With the guidance and effort of colleagues from engineering, user experience, product management, demo creation, product marketing, and custom co-innovation development efforts with customers, pieces of LAVA were gradually developed over time, and are now making their way into products across the company. This was not a moon-shot corporate initiative, but rather a grass-roots networked collaboration that developed under the radar, through the volunteer help and passion of dozens of people.
What kept me going was continuing affirmation from customers and their users, and the enthusiasm of those in SAP that worked closely with these customers and intimately understood their needs and frustrations. Every answer in this effort required that the motorcycle be sliced apart and described in different ways, from the design approach to the technologies used to the product and marketing approach to organizational and political arrangements. Needless to say, in a big company like SAP this is not easy. As you will see, and as Christensen elaborates, a major reason that innovation is so rare is that it can newly mint winners and losers, often undercutting the prestige and influence of incumbent powers, who instinctively resist out of self-interest.
What I believe is new with LAVA is how existing BI elements, when combined with several newly-invented components and framed according to today’s technical landscape and mass consumption trends, can create a synergistic whole that enables a fundamentally new experience. The BI product and technical landscape often ends up sounding a lot like Pirsig’s catalog of what, where, and why with an element of exaggerated salesmanship thrown in. The catalytic element we provided was a product design prototype – a model of the motorcycle – as a vehicle to demonstrate how to engage individual users intimidated by BI – the observer – in the effort to understand the quantitative foundations of their work.
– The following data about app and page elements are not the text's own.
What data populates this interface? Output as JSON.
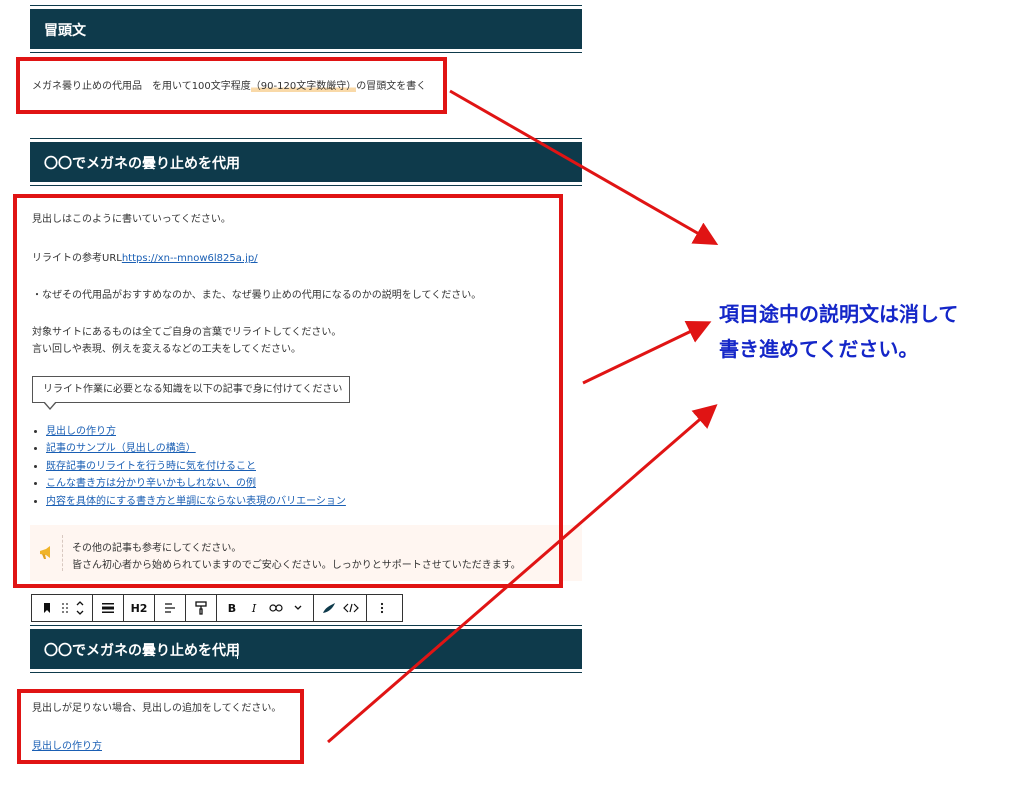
{
  "section1": {
    "heading": "冒頭文",
    "instruction": {
      "pre": "メガネ曇り止めの代用品　を用いて100文字程度",
      "highlight": "（90-120文字数厳守）",
      "post": "の冒頭文を書く"
    }
  },
  "section2": {
    "heading": "〇〇でメガネの曇り止めを代用",
    "line1": "見出しはこのように書いていってください。",
    "ref_label": "リライトの参考URL",
    "ref_url": "https://xn--mnow6l825a.jp/",
    "line3": "・なぜその代用品がおすすめなのか、また、なぜ曇り止めの代用になるのかの説明をしてください。",
    "line4": "対象サイトにあるものは全てご自身の言葉でリライトしてください。",
    "line5": "言い回しや表現、例えを変えるなどの工夫をしてください。",
    "balloon": "リライト作業に必要となる知識を以下の記事で身に付けてください",
    "links": [
      "見出しの作り方",
      "記事のサンプル（見出しの構造）",
      "既存記事のリライトを行う時に気を付けること",
      "こんな書き方は分かり辛いかもしれない、の例",
      "内容を具体的にする書き方と単調にならない表現のバリエーション"
    ],
    "notice_line1": "その他の記事も参考にしてください。",
    "notice_line2": "皆さん初心者から始められていますのでご安心ください。しっかりとサポートさせていただきます。"
  },
  "toolbar": {
    "heading_level": "H2",
    "bold": "B",
    "italic": "I"
  },
  "section3": {
    "heading": "〇〇でメガネの曇り止めを代用",
    "line1": "見出しが足りない場合、見出しの追加をしてください。",
    "link": "見出しの作り方"
  },
  "annotation": {
    "line1": "項目途中の説明文は消して",
    "line2": "書き進めてください。"
  },
  "colors": {
    "heading_bg": "#0e3a4b",
    "annotation_box": "#e01414",
    "annotation_text": "#1426c8",
    "link": "#1a5fb4"
  }
}
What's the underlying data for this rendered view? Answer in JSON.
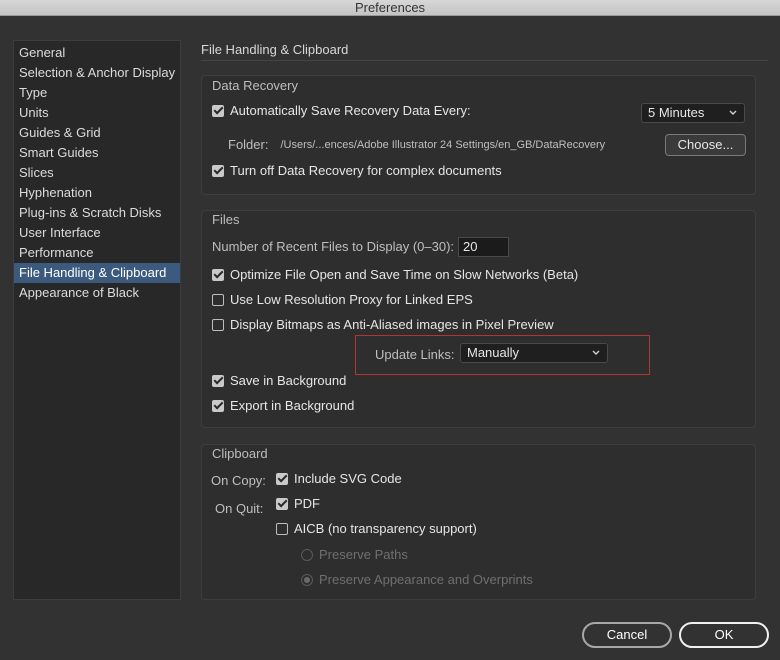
{
  "window": {
    "title": "Preferences"
  },
  "sidebar": {
    "items": [
      {
        "label": "General"
      },
      {
        "label": "Selection & Anchor Display"
      },
      {
        "label": "Type"
      },
      {
        "label": "Units"
      },
      {
        "label": "Guides & Grid"
      },
      {
        "label": "Smart Guides"
      },
      {
        "label": "Slices"
      },
      {
        "label": "Hyphenation"
      },
      {
        "label": "Plug-ins & Scratch Disks"
      },
      {
        "label": "User Interface"
      },
      {
        "label": "Performance"
      },
      {
        "label": "File Handling & Clipboard",
        "selected": true
      },
      {
        "label": "Appearance of Black"
      }
    ]
  },
  "main": {
    "heading": "File Handling & Clipboard",
    "data_recovery": {
      "title": "Data Recovery",
      "auto_save": {
        "label": "Automatically Save Recovery Data Every:",
        "checked": true
      },
      "interval": {
        "value": "5 Minutes"
      },
      "folder": {
        "label": "Folder:",
        "path": "/Users/...ences/Adobe Illustrator 24 Settings/en_GB/DataRecovery"
      },
      "choose_button": "Choose...",
      "turn_off": {
        "label": "Turn off Data Recovery for complex documents",
        "checked": true
      }
    },
    "files": {
      "title": "Files",
      "recent_files": {
        "label": "Number of Recent Files to Display (0–30):",
        "value": "20"
      },
      "optimize": {
        "label": "Optimize File Open and Save Time on Slow Networks (Beta)",
        "checked": true
      },
      "low_res_proxy": {
        "label": "Use Low Resolution Proxy for Linked EPS",
        "checked": false
      },
      "anti_aliased": {
        "label": "Display Bitmaps as Anti-Aliased images in Pixel Preview",
        "checked": false
      },
      "update_links": {
        "label": "Update Links:",
        "value": "Manually"
      },
      "save_background": {
        "label": "Save in Background",
        "checked": true
      },
      "export_background": {
        "label": "Export in Background",
        "checked": true
      }
    },
    "clipboard": {
      "title": "Clipboard",
      "on_copy_label": "On Copy:",
      "on_quit_label": "On Quit:",
      "include_svg": {
        "label": "Include SVG Code",
        "checked": true
      },
      "pdf": {
        "label": "PDF",
        "checked": true
      },
      "aicb": {
        "label": "AICB (no transparency support)",
        "checked": false
      },
      "preserve_paths": {
        "label": "Preserve Paths",
        "selected": false,
        "enabled": false
      },
      "preserve_appearance": {
        "label": "Preserve Appearance and Overprints",
        "selected": true,
        "enabled": false
      }
    }
  },
  "footer": {
    "cancel_label": "Cancel",
    "ok_label": "OK"
  },
  "colors": {
    "background": "#323232",
    "selection": "#3c5a7e",
    "highlight_border": "#b23434"
  }
}
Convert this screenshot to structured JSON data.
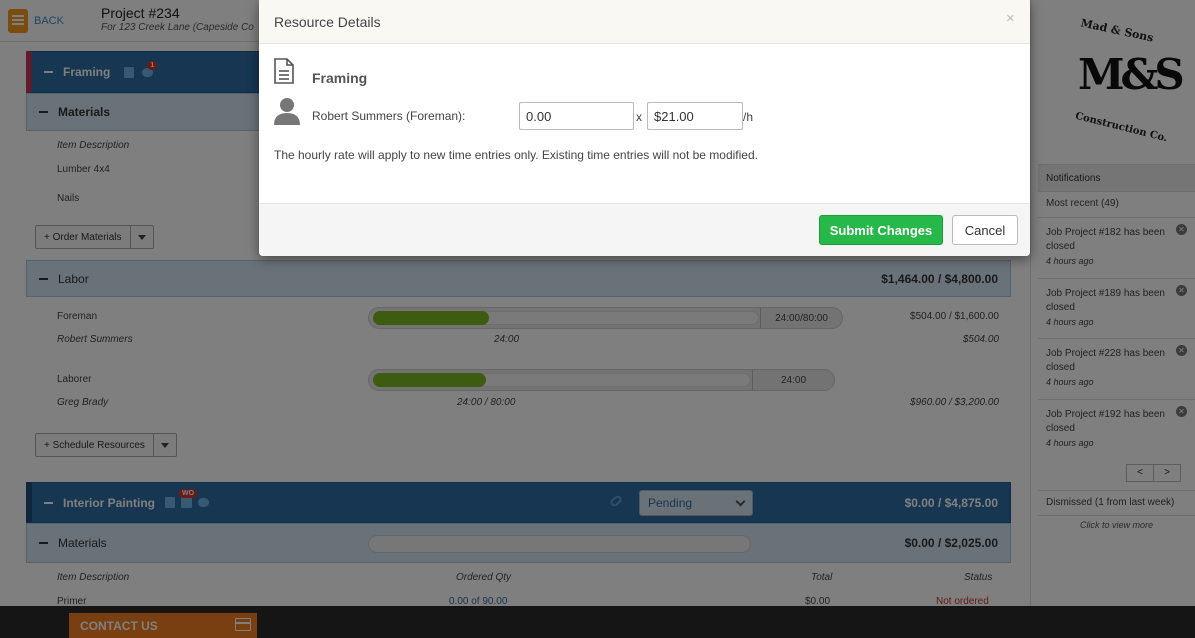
{
  "header": {
    "back_label": "BACK",
    "project_title": "Project #234",
    "project_subtitle": "For 123 Creek Lane (Capeside Co"
  },
  "framing": {
    "title": "Framing",
    "badge": "1",
    "materials": {
      "title": "Materials",
      "col_item_description": "Item Description",
      "items": [
        "Lumber 4x4",
        "Nails"
      ],
      "order_button": "+ Order Materials"
    },
    "labor": {
      "title": "Labor",
      "total": "$1,464.00 / $4,800.00",
      "rows": [
        {
          "role": "Foreman",
          "person": "Robert Summers",
          "progress_tag": "24:00/80:00",
          "hours": "24:00",
          "amount": "$504.00 / $1,600.00",
          "person_amount": "$504.00",
          "progress": 0.3
        },
        {
          "role": "Laborer",
          "person": "Greg Brady",
          "progress_tag": "24:00",
          "hours": "24:00 / 80:00",
          "amount": "$960.00 / $3,200.00",
          "person_amount": "",
          "progress": 0.3
        }
      ],
      "schedule_button": "+ Schedule Resources"
    }
  },
  "interior_painting": {
    "title": "Interior Painting",
    "badge": "WO",
    "status_select": "Pending",
    "total": "$0.00 / $4,875.00",
    "materials": {
      "title": "Materials",
      "total": "$0.00 / $2,025.00",
      "columns": [
        "Item Description",
        "Ordered Qty",
        "Total",
        "Status"
      ],
      "rows": [
        {
          "item": "Primer",
          "qty": "0.00 of 90.00",
          "total": "$0.00",
          "status": "Not ordered"
        }
      ]
    }
  },
  "sidebar": {
    "logo_top": "Mad & Sons",
    "logo_mark": "M&S",
    "logo_bottom": "Construction Co.",
    "notifications_title": "Notifications",
    "most_recent": "Most recent (49)",
    "items": [
      {
        "text": "Job Project #182 has been closed",
        "time": "4 hours ago"
      },
      {
        "text": "Job Project #189 has been closed",
        "time": "4 hours ago"
      },
      {
        "text": "Job Project #228 has been closed",
        "time": "4 hours ago"
      },
      {
        "text": "Job Project #192 has been closed",
        "time": "4 hours ago"
      }
    ],
    "prev": "<",
    "next": ">",
    "dismissed": "Dismissed (1 from last week)",
    "click_to_view": "Click to view more"
  },
  "footer": {
    "contact_label": "CONTACT US"
  },
  "modal": {
    "title": "Resource Details",
    "close": "×",
    "section_title": "Framing",
    "resource_label": "Robert Summers (Foreman):",
    "quantity_value": "0.00",
    "multiplier": "x",
    "rate_value": "$21.00",
    "rate_unit": "/h",
    "note": "The hourly rate will apply to new time entries only. Existing time entries will not be modified.",
    "submit_label": "Submit Changes",
    "cancel_label": "Cancel"
  },
  "colors": {
    "section_dark": "#2e6da4",
    "section_light": "#d5e5f2",
    "progress_green": "#7bb81e",
    "submit_green": "#27b84a",
    "contact_orange": "#f57f20",
    "status_red": "#c0392b"
  }
}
The effort was none other than to do the hard work of bridging numbers and people, and building that work into products that entice, even seduce, skeptical users to invest in an unfamiliar activity.
The five systems I will describe I refer to as the Metric System (no, not that Metric System), the Visual System, the Organization System, the Interaction System, and the Value System. Later I’ll explain and demonstrate them, along with the LAVA design language and several product design examples that use it. First, however, I’ll provide some of the cultural, technical, and business context behind what is happening in the visual analytics field and how it led to the proposed solutions.
3.1 | Zen and the Art of Motorcycle Maintenance: An Inquiry into Values (book) | Robert M. Pirsig | HarperCollins